Pakistan's first military ruler Ayub Khan had his brother Sardar Bahadur Khan, a respected individual playing proper parliamentary and ministerial roles in the 1950s, opposing his brand of politics. The siblings did not see eye to eye, but their disagreements did not make them wrangle in public. While Ayub ruled the country as its strongman, Bahadur Khan served as leader of the opposition in the national assembly in the early 1960s. The opposition was, as the record shows, at the time engaged in a struggle to restore parliamentary democracy, which Ayub's martial law had outlawed in 1958, in the country.
There is the case of the Indian state of Andhra Pradesh, where N.T. Rama Rao, the actor-turned-politician, served as chief minister a multiple number of times. At a point, though, palace intrigue by his son-in-law Chandrababu Naidu saw him lose his primacy in state politics. A family thus was divided along political lines, with rancour taking over.

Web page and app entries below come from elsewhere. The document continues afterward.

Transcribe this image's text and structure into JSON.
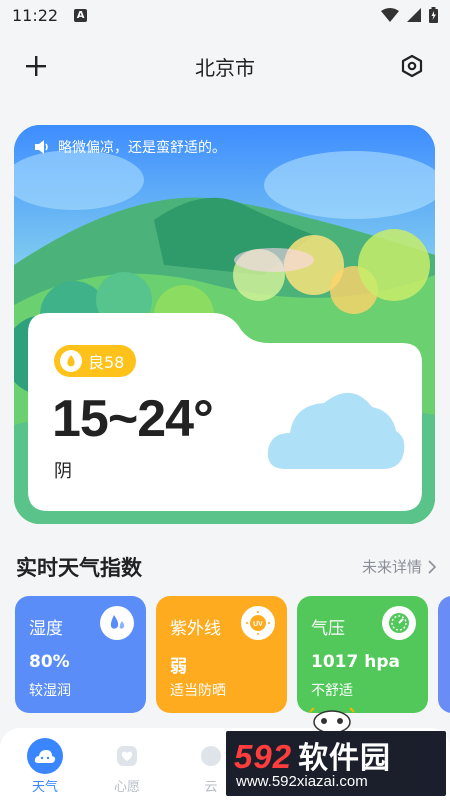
{
  "status_bar": {
    "time": "11:22",
    "notice_badge": "A"
  },
  "header": {
    "city": "北京市",
    "add_icon": "plus-icon",
    "settings_icon": "hexagon-settings-icon"
  },
  "hero": {
    "tip": "略微偏凉，还是蛮舒适的。",
    "aqi": "良58",
    "temperature": "15~24°",
    "condition": "阴"
  },
  "indices": {
    "title": "实时天气指数",
    "more": "未来详情",
    "cards": [
      {
        "name": "湿度",
        "value": "80%",
        "desc": "较湿润",
        "color": "#5b8df8",
        "icon": "water-drops-icon"
      },
      {
        "name": "紫外线",
        "value": "弱",
        "desc": "适当防晒",
        "color": "#ffab1f",
        "icon": "uv-sun-icon"
      },
      {
        "name": "气压",
        "value": "1017 hpa",
        "desc": "不舒适",
        "color": "#52c85a",
        "icon": "gauge-icon"
      }
    ]
  },
  "nav": {
    "items": [
      {
        "label": "天气",
        "active": true
      },
      {
        "label": "心愿",
        "active": false
      },
      {
        "label": "云",
        "active": false
      }
    ]
  },
  "watermark": {
    "number": "592",
    "name": "软件园",
    "url": "www.592xiazai.com"
  },
  "colors": {
    "accent": "#3a86ff",
    "aqi": "#ffc21a",
    "text": "#222222"
  }
}
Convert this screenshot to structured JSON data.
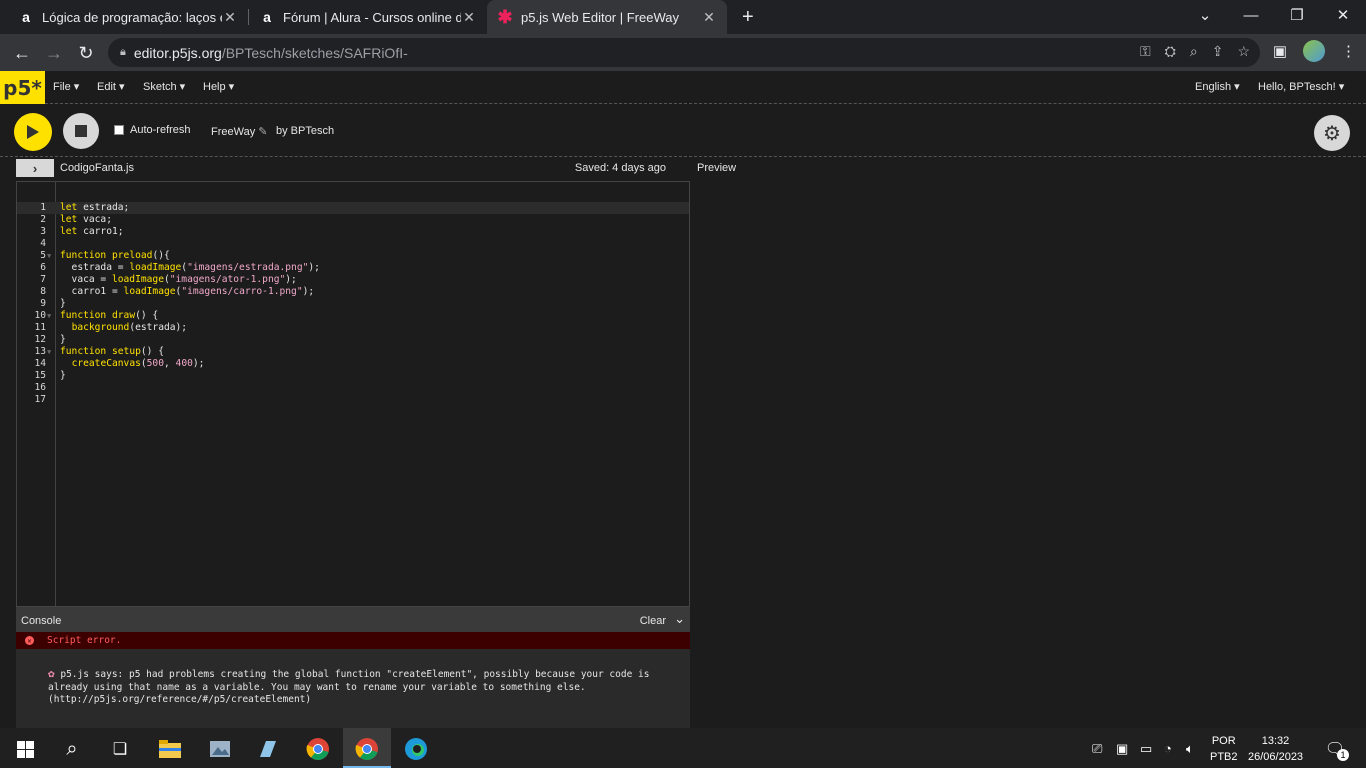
{
  "browser": {
    "tabs": [
      {
        "title": "Lógica de programação: laços e l",
        "favicon": "alura-icon"
      },
      {
        "title": "Fórum | Alura - Cursos online de",
        "favicon": "alura-icon"
      },
      {
        "title": "p5.js Web Editor | FreeWay",
        "favicon": "p5-asterisk-icon"
      }
    ],
    "new_tab": "+",
    "url_host": "editor.p5js.org",
    "url_path": "/BPTesch/sketches/SAFRiOfI-"
  },
  "p5": {
    "logo": "p5*",
    "menu": {
      "file": "File ▾",
      "edit": "Edit ▾",
      "sketch": "Sketch ▾",
      "help": "Help ▾"
    },
    "language": "English ▾",
    "greeting": "Hello, BPTesch! ▾",
    "autorefresh_label": "Auto-refresh",
    "sketch_name": "FreeWay",
    "byline": "by BPTesch",
    "file_name": "CodigoFanta.js",
    "saved_status": "Saved: 4 days ago",
    "preview_label": "Preview",
    "console_label": "Console",
    "clear_label": "Clear",
    "error_text": "Script error.",
    "console_message": "p5.js says: p5 had problems creating the global function \"createElement\", possibly because your code is already using that name as a variable. You may want to rename your variable to something else. (http://p5js.org/reference/#/p5/createElement)"
  },
  "code_lines": [
    "let estrada;",
    "let vaca;",
    "let carro1;",
    "",
    "function preload(){",
    "  estrada = loadImage(\"imagens/estrada.png\");",
    "  vaca = loadImage(\"imagens/ator-1.png\");",
    "  carro1 = loadImage(\"imagens/carro-1.png\");",
    "}",
    "function draw() {",
    "  background(estrada);",
    "}",
    "function setup() {",
    "  createCanvas(500, 400);",
    "}",
    "",
    ""
  ],
  "taskbar": {
    "lang_top": "POR",
    "lang_bottom": "PTB2",
    "time": "13:32",
    "date": "26/06/2023",
    "notifications": "1"
  }
}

In Soumitra Mondal Khan's case, it is his ego which has been humiliated. But, then, in politics one is expected to have a thick skin. Khan does not have that. His love for the BJP is clearly deeper than his love for his wife. It may well be that in the not too distant future, disgruntled with his current brand of politics, he will divorce the BJP. Where might that leave him, with both his party and his wife out of his life?